INDOT uses movable barrier technology on interstate projects, because there are no intersections that require making a break in the concrete walls, stated Poturalski. These highways, which consist of three or more travel lanes that extend four to six miles in each direction, typically require several months of work. As a result, this spreads out the cost of the barrier-transfer machine rental.  

There are instances when this type of technology makes sense for smaller jobs as well. In 2020, INDOT deployed the work zone protection in Indianapolis to keep travel lanes available during peak hours for a half-mile construction project on the Keystone Bridge and I-65.   

“In the right application, when you have projects that you need a concrete wall to protect the work zone, the fact that you can move it in and out daily with this equipment is really a powerful business case for leveraging that technology,” Poturalski added.  

Providing positive work zone protection  

2021 was a dangerous year for motorists across the U.S. with traffic deaths hitting a 16-year high. However, despite Indiana’s 7.5% increase in traffic fatalities from 2020 to 2021, the number of work zone crashes during that same period remained about the same. (INDOT’s goal is to reduce that number to zero.)  

INDOT is committed to using positive work zone protection, like Road Zipper, to help keep work zone accidents to a minimum. The agency chooses the positive protection solutions it uses carefully. For example, before deploying Road Zipper, they tested the system’s temporary concrete barrier walls to ensure that they met all crashworthiness requirements.   

Today, INDOT has a standard specification that allows for the use of a temporary movable traffic barrier. “It becomes a pay item within the contract. It is up to the contractor to procure the specific solution of the moveable wall, but we would dictate that we want that temporary traffic barrier on specific projects,” said Jeremy Hunter, Chief Engineer of Design at INDOT.  

The department plans to require movable barrier technology even more often over the next several years. 

“Having the ability to restore active travel lanes when there’s no active construction certainly has a benefit to the motoring public, limiting congestion,” said Hunter, “That’s always been INDOT’s goal.”  

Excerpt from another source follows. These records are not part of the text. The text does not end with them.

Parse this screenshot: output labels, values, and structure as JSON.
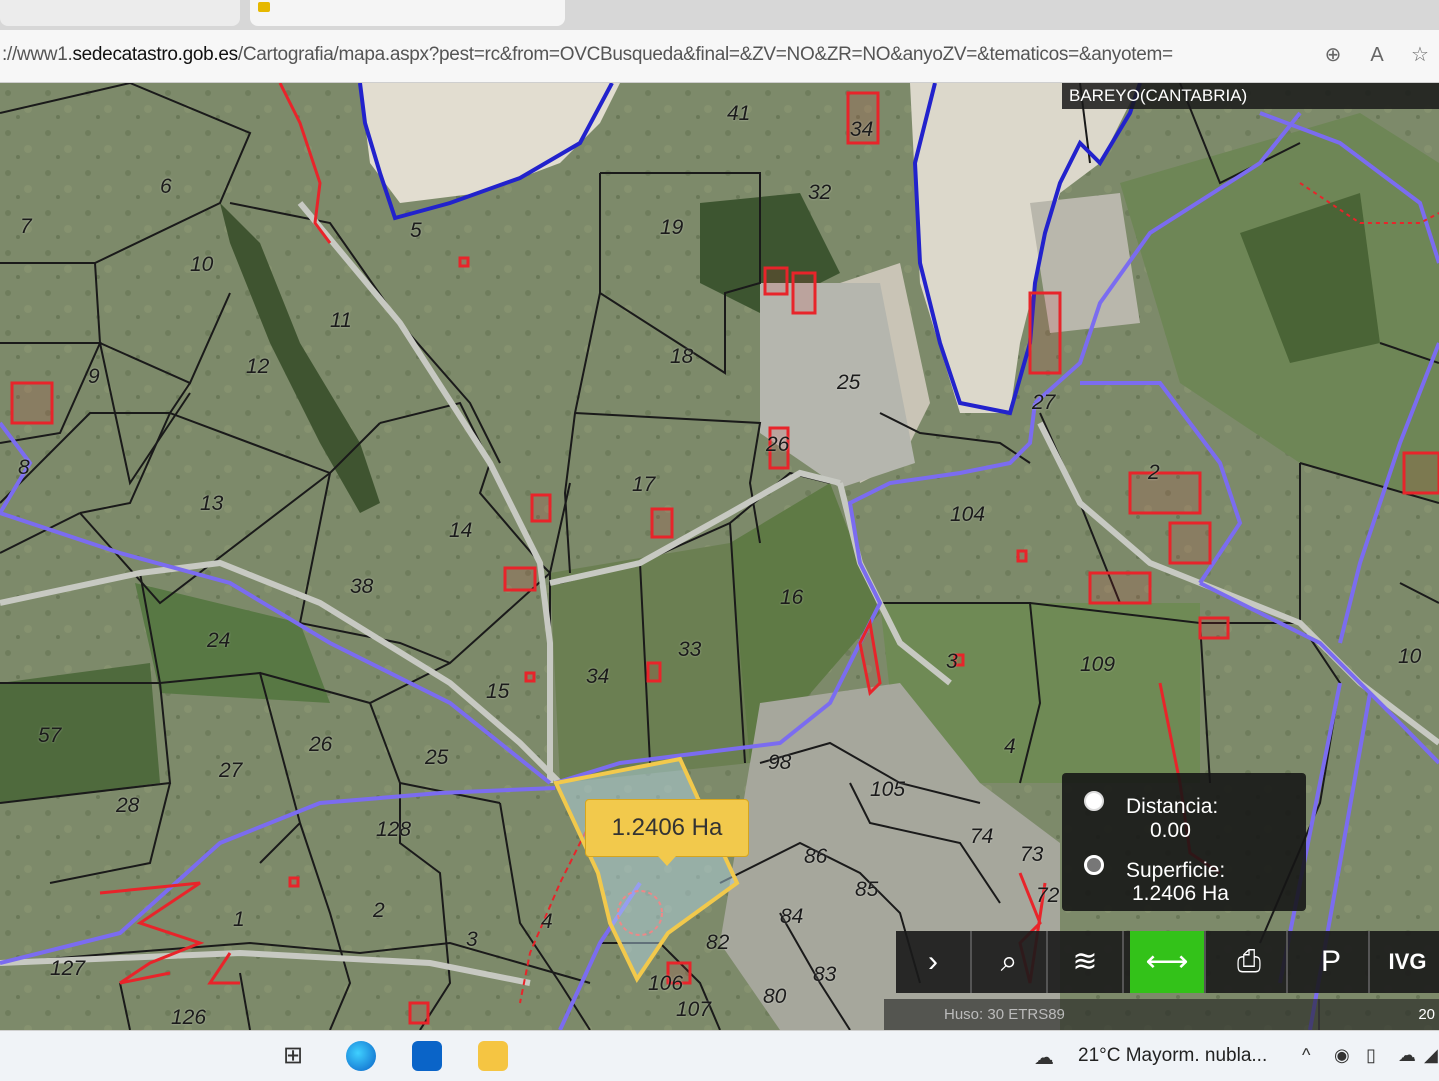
{
  "browser": {
    "url_prefix": "://www1.",
    "url_host": "sedecatastro.gob.es",
    "url_path": "/Cartografia/mapa.aspx?pest=rc&from=OVCBusqueda&final=&ZV=NO&ZR=NO&anyoZV=&tematicos=&anyotem="
  },
  "map": {
    "place_name": "BAREYO(CANTABRIA)",
    "selected_area": "1.2406 Ha",
    "parcels": [
      {
        "id": "p41",
        "text": "41"
      },
      {
        "id": "p34a",
        "text": "34"
      },
      {
        "id": "p6",
        "text": "6"
      },
      {
        "id": "p7",
        "text": "7"
      },
      {
        "id": "p10a",
        "text": "10"
      },
      {
        "id": "p32",
        "text": "32"
      },
      {
        "id": "p19",
        "text": "19"
      },
      {
        "id": "p5",
        "text": "5"
      },
      {
        "id": "p11",
        "text": "11"
      },
      {
        "id": "p12",
        "text": "12"
      },
      {
        "id": "p9",
        "text": "9"
      },
      {
        "id": "p18",
        "text": "18"
      },
      {
        "id": "p25a",
        "text": "25"
      },
      {
        "id": "p8",
        "text": "8"
      },
      {
        "id": "p13",
        "text": "13"
      },
      {
        "id": "p14",
        "text": "14"
      },
      {
        "id": "p17",
        "text": "17"
      },
      {
        "id": "p26a",
        "text": "26"
      },
      {
        "id": "p27a",
        "text": "27"
      },
      {
        "id": "p104",
        "text": "104"
      },
      {
        "id": "p2a",
        "text": "2"
      },
      {
        "id": "p38",
        "text": "38"
      },
      {
        "id": "p16",
        "text": "16"
      },
      {
        "id": "p24",
        "text": "24"
      },
      {
        "id": "p33",
        "text": "33"
      },
      {
        "id": "p34b",
        "text": "34"
      },
      {
        "id": "p15",
        "text": "15"
      },
      {
        "id": "p3a",
        "text": "3"
      },
      {
        "id": "p109",
        "text": "109"
      },
      {
        "id": "p10b",
        "text": "10"
      },
      {
        "id": "p57",
        "text": "57"
      },
      {
        "id": "p26b",
        "text": "26"
      },
      {
        "id": "p25b",
        "text": "25"
      },
      {
        "id": "p98",
        "text": "98"
      },
      {
        "id": "p27b",
        "text": "27"
      },
      {
        "id": "p4a",
        "text": "4"
      },
      {
        "id": "p28",
        "text": "28"
      },
      {
        "id": "p105",
        "text": "105"
      },
      {
        "id": "p128",
        "text": "128"
      },
      {
        "id": "p74",
        "text": "74"
      },
      {
        "id": "p86",
        "text": "86"
      },
      {
        "id": "p73",
        "text": "73"
      },
      {
        "id": "p85",
        "text": "85"
      },
      {
        "id": "p72",
        "text": "72"
      },
      {
        "id": "p1",
        "text": "1"
      },
      {
        "id": "p2b",
        "text": "2"
      },
      {
        "id": "p4b",
        "text": "4"
      },
      {
        "id": "p3b",
        "text": "3"
      },
      {
        "id": "p84",
        "text": "84"
      },
      {
        "id": "p82",
        "text": "82"
      },
      {
        "id": "p127",
        "text": "127"
      },
      {
        "id": "p83",
        "text": "83"
      },
      {
        "id": "p106",
        "text": "106"
      },
      {
        "id": "p107",
        "text": "107"
      },
      {
        "id": "p80",
        "text": "80"
      },
      {
        "id": "p126",
        "text": "126"
      }
    ]
  },
  "measure_panel": {
    "distance_label": "Distancia:",
    "distance_value": "0.00",
    "surface_label": "Superficie:",
    "surface_value": "1.2406 Ha"
  },
  "toolbar": {
    "buttons": [
      {
        "name": "chevron-right",
        "glyph": "›"
      },
      {
        "name": "search",
        "glyph": "⌕"
      },
      {
        "name": "layers",
        "glyph": "≋"
      },
      {
        "name": "measure",
        "glyph": "⟷"
      },
      {
        "name": "print",
        "glyph": "⎙"
      },
      {
        "name": "map-pin",
        "glyph": "P"
      },
      {
        "name": "ivg",
        "glyph": "IVG"
      }
    ]
  },
  "status": {
    "coords_text": "Huso: 30 ETRS89",
    "scale_text": "20"
  },
  "taskbar": {
    "weather": "21°C  Mayorm. nubla...",
    "tray_chevron": "^"
  },
  "colors": {
    "parcel_line": "#1a1a1a",
    "building": "#e8242a",
    "boundary": "#7b6cf0",
    "coast": "#2222cc",
    "selection": "#f2c94c",
    "active_tool": "#33c219"
  }
}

This is Part Two in an ongoing series on Positive Work Zone Protection. In Part 1, we explored the benefits and challenges to wider implementation of positive work zone protection technologies.